The Judea & Samaria military commander, in accordance with the international law regarding belligerent occupation, is responsible for the various holy sites in the area. This, also by force of The Hague Convention for the Protection of Cultural Property in the Event of Armed Conflict of 1954, to which Israel is a state party.

Accordingly, the military commander issued The Protection of Holy Sites Order (Judea & Samaria) (No. 327), 1969, which is meant to ensure free access to members of all religions to their respective holy sites, as well as protect the sites themselves.

This order gives an appointed authority the responsibility for the protection and management of holy sites, including the authority to establish codes of conduct, appoint guards and to issue the rules necessary for it to carry out its functions.

The Order Creating the Civil Administration (Judea & Samaria) (No.947), 1981 granted these responsibilities to the civil administration, which appointed the staff-officer of religions to carry them out.

In 1995, as part of the Israeli-Palestinian Interim Agreements on the West Bank and Gaza Strip of 1995, the two parties reached an agreement regarding the administration of holy sites. Article 32 to the agreement stipulates that the authority in holy sites within areas A and B would be transferred to the newly formed Palestinian authority, while in area C the authority would remain Israeli till a final agreement could be reached regarding the area. The parties agreed to maintain the holy sites in their respective areas, protect them and protect the access and freedom of worship for members of all religions.
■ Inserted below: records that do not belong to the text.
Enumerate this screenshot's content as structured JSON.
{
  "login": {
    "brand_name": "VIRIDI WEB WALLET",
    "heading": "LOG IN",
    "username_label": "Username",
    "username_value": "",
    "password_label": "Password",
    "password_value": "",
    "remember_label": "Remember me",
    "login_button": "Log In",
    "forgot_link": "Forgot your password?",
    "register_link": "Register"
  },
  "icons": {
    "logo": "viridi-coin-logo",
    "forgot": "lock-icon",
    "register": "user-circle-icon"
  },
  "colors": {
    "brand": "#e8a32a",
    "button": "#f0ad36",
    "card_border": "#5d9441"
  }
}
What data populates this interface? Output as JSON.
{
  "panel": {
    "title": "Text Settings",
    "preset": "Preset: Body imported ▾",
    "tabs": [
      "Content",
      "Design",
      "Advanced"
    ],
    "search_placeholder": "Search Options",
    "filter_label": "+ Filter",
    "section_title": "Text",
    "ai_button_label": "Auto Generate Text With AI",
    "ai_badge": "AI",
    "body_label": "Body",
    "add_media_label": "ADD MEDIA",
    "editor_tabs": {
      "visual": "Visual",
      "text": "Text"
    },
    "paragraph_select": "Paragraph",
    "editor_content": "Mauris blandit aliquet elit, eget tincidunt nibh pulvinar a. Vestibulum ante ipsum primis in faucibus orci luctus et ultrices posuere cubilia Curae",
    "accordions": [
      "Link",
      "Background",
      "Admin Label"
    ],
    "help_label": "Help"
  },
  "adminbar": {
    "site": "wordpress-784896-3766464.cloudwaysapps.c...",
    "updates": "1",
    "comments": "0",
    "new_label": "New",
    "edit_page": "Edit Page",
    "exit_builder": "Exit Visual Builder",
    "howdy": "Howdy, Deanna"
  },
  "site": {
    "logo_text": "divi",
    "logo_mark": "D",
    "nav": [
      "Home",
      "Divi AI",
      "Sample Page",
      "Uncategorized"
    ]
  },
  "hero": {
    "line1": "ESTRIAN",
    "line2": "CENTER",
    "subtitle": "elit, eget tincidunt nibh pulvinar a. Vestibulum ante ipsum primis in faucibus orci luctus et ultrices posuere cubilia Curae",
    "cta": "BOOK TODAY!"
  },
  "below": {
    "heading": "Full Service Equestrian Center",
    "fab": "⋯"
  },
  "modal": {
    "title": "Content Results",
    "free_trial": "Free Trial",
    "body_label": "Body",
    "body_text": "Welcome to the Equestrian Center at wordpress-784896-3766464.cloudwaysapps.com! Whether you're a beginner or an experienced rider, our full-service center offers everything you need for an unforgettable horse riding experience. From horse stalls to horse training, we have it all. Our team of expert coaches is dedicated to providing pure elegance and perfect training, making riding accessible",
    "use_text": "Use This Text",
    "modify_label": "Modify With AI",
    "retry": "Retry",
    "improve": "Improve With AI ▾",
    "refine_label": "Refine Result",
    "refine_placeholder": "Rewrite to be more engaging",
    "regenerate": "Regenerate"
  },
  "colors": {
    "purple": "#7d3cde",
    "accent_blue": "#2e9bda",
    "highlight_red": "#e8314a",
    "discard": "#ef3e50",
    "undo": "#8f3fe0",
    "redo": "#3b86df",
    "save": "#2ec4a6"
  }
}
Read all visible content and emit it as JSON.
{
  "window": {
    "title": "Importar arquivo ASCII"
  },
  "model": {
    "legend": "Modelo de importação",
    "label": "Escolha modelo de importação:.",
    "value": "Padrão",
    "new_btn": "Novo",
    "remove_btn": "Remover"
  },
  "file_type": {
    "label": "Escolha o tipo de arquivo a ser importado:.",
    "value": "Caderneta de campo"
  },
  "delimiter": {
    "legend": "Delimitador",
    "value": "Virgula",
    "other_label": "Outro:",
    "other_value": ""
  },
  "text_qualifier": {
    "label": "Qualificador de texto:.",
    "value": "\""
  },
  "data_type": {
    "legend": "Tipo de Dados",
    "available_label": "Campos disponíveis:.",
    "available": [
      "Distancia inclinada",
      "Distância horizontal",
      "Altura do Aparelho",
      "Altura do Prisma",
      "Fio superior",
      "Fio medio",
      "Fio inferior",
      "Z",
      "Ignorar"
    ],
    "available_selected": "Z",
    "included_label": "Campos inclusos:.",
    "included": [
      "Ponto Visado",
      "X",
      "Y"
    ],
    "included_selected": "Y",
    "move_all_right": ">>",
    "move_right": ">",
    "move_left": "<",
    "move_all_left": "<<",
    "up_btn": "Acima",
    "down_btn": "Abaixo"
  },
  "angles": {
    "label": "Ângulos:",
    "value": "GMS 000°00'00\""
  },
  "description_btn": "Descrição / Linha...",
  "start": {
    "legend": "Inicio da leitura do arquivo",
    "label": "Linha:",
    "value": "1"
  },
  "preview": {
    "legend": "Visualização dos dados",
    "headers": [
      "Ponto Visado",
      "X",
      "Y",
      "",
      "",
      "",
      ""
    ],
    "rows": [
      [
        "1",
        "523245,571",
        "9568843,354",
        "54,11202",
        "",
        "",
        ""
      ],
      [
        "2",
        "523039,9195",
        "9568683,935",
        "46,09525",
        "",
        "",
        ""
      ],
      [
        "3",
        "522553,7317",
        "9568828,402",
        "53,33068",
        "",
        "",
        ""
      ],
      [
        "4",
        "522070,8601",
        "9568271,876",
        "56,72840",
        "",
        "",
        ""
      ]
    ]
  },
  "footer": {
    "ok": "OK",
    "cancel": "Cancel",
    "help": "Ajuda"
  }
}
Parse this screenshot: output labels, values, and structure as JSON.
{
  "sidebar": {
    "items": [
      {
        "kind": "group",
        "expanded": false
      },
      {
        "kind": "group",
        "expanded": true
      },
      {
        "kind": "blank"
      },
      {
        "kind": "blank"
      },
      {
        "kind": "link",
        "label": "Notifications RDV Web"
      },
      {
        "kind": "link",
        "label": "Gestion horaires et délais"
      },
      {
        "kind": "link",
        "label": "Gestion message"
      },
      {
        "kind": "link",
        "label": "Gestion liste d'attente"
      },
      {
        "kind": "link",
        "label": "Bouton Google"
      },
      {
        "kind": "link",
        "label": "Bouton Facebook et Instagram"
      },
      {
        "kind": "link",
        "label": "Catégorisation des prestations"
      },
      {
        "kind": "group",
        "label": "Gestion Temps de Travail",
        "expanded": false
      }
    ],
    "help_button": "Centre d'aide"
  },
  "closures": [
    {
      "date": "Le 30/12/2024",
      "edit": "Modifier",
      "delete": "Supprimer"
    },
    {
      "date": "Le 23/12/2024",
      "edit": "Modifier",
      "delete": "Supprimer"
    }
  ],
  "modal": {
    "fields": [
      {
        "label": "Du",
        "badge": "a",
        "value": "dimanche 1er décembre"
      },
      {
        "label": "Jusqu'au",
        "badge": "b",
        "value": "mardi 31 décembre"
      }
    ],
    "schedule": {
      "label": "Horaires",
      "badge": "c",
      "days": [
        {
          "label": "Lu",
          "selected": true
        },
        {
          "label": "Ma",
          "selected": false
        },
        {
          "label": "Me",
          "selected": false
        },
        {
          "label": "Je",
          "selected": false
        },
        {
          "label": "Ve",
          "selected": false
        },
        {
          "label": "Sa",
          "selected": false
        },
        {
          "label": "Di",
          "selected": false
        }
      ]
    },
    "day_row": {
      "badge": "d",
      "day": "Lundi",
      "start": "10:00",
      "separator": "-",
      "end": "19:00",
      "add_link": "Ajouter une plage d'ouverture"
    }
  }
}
Despite the aforementioned rule, certain areas such as Rachel’s tomb and the Jordan Baptism site have unique arrangements, agreed on by the parties in the interim and other agreements. These arrangements include the general responsibility for the site, the identity of the party responsible for the security of the site, access to the site and more.